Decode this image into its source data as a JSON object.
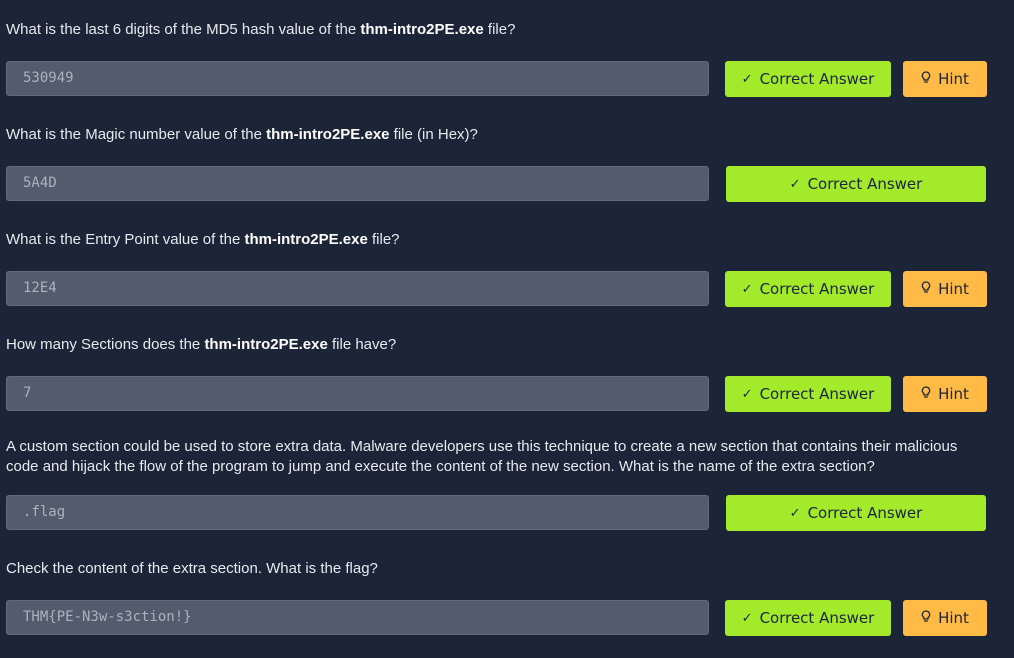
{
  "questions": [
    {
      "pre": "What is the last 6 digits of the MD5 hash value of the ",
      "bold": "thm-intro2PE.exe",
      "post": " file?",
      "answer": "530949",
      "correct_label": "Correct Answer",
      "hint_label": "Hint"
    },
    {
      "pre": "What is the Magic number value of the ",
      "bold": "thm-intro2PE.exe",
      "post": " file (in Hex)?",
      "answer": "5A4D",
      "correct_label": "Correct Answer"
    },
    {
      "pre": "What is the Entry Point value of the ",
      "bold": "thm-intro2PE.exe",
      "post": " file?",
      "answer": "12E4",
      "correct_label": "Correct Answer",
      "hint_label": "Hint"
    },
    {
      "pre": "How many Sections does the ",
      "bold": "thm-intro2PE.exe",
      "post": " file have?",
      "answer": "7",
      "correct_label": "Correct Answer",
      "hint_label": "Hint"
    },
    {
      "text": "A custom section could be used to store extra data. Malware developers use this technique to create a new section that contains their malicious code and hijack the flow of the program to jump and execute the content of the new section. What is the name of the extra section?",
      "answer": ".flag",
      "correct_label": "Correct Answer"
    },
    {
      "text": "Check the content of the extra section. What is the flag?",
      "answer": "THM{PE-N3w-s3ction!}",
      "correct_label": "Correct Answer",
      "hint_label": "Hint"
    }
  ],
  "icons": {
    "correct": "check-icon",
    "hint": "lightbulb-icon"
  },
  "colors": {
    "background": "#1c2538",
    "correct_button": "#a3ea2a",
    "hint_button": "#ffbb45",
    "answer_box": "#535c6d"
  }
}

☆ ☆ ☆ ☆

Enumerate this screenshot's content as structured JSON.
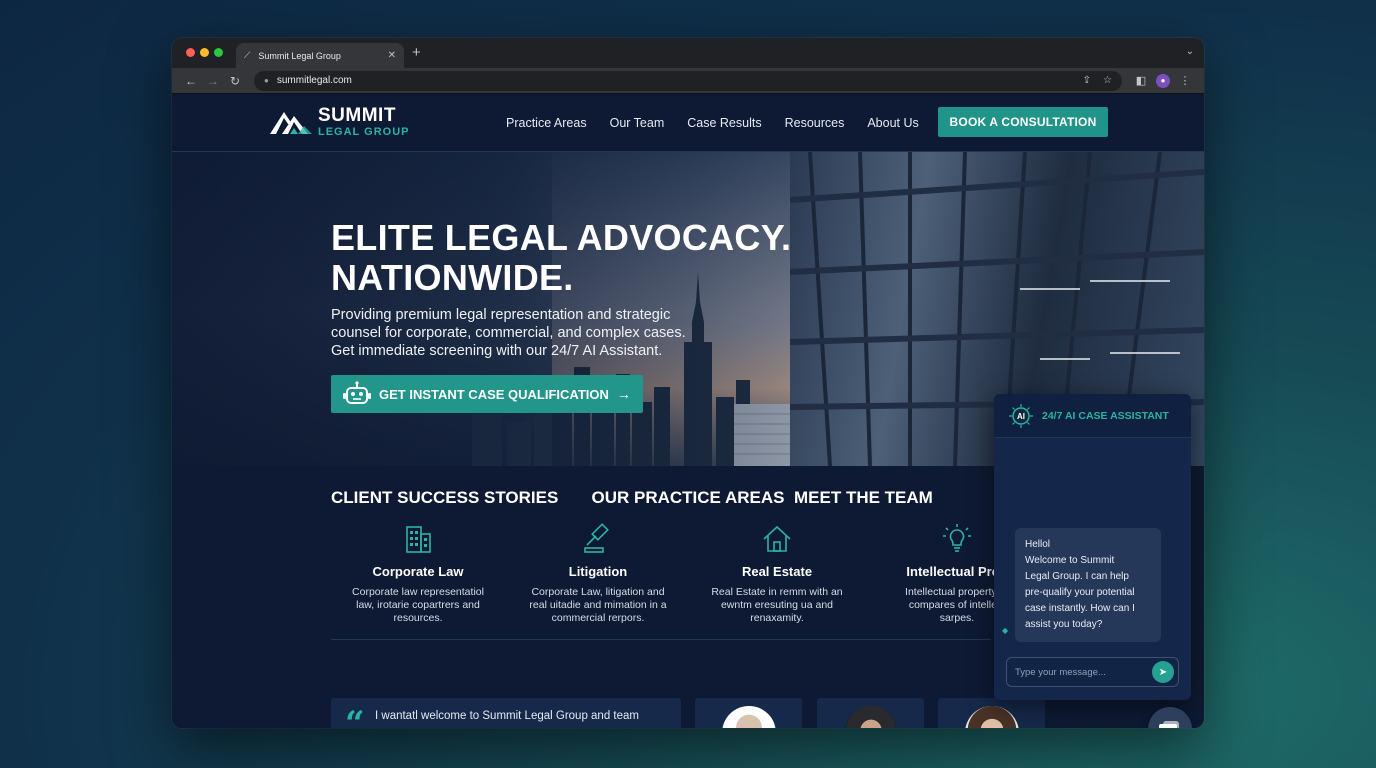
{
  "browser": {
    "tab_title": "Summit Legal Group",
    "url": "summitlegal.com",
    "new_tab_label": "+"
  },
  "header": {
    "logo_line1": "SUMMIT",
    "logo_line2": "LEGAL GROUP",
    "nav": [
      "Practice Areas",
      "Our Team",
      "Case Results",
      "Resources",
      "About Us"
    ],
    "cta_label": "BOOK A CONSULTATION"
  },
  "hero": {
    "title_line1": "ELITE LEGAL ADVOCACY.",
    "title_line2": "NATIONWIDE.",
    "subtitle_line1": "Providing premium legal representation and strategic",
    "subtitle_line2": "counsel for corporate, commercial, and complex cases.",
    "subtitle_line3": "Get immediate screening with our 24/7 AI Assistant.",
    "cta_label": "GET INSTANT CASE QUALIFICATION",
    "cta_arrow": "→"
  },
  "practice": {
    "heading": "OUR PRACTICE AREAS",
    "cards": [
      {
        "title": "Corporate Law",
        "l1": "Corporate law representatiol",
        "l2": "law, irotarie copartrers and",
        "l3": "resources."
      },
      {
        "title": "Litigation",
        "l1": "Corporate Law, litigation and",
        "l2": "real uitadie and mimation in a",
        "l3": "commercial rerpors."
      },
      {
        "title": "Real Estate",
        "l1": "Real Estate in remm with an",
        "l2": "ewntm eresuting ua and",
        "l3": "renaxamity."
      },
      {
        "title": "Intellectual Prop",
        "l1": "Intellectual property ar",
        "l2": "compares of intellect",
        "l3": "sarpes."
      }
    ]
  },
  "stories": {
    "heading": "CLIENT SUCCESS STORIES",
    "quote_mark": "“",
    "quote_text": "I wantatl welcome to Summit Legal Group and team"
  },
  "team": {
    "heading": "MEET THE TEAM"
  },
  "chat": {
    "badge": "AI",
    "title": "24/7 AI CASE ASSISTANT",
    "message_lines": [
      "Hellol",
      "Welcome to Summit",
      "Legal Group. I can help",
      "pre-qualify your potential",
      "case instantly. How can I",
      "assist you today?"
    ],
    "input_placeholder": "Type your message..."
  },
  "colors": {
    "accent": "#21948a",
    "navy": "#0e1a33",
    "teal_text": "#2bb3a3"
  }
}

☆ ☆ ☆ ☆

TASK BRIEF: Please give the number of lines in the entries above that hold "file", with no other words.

RESULT: 4